DATA UNDER STUDY:

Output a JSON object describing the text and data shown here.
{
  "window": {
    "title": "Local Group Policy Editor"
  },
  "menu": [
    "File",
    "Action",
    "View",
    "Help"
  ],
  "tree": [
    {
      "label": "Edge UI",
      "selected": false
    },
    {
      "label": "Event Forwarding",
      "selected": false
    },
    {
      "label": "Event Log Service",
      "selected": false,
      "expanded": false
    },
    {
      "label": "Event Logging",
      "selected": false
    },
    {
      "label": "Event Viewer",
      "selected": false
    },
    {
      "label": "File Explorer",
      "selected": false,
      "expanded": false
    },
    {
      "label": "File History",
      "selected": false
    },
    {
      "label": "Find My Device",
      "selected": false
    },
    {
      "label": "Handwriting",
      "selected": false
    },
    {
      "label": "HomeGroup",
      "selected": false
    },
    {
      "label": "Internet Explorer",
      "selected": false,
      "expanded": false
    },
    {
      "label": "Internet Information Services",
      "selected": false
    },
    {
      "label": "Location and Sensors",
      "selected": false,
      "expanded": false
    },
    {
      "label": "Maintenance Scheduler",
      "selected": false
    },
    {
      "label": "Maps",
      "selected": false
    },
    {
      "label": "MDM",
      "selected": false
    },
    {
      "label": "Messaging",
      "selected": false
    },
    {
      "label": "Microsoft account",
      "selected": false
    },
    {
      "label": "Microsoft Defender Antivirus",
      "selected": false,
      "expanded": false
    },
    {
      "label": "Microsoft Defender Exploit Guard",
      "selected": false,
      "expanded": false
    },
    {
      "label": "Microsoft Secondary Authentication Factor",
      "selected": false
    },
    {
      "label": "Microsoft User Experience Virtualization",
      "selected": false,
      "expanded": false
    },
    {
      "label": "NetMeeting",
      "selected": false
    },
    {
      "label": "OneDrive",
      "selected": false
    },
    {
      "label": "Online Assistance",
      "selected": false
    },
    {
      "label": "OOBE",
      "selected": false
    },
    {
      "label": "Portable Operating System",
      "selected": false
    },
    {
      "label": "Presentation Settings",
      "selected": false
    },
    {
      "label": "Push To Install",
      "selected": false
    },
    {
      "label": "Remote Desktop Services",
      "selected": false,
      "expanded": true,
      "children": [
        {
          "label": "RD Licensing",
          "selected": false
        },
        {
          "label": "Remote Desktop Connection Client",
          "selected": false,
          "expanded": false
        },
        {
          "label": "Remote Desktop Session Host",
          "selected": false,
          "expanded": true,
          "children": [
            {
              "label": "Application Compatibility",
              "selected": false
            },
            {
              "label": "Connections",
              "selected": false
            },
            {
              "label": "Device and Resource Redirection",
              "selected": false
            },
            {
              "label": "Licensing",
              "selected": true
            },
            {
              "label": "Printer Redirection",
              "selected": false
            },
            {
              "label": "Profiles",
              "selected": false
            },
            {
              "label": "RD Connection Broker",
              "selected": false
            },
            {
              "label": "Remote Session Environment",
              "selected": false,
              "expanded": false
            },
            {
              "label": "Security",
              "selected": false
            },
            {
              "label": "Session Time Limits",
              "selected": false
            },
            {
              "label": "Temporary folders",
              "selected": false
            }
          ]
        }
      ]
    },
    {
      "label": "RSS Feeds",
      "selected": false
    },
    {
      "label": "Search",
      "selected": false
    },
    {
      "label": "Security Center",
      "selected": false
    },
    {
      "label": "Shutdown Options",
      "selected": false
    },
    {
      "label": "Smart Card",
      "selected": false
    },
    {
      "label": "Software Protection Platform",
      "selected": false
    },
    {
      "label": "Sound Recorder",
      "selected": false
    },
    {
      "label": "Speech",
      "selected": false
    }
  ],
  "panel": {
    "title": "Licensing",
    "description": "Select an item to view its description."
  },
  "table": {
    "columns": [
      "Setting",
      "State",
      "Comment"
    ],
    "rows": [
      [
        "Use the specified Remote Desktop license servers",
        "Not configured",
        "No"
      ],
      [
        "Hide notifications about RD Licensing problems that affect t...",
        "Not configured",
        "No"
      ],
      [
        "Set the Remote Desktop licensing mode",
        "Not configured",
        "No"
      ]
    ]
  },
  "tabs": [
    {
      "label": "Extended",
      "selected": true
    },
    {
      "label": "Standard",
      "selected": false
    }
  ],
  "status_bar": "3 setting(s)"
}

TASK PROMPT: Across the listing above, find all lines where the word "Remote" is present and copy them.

EXERCISE ANSWER:
      "label": "Remote Desktop Services",
          "label": "Remote Desktop Connection Client",
          "label": "Remote Desktop Session Host",
              "label": "Remote Session Environment",
        "Use the specified Remote Desktop license servers",
        "Set the Remote Desktop licensing mode",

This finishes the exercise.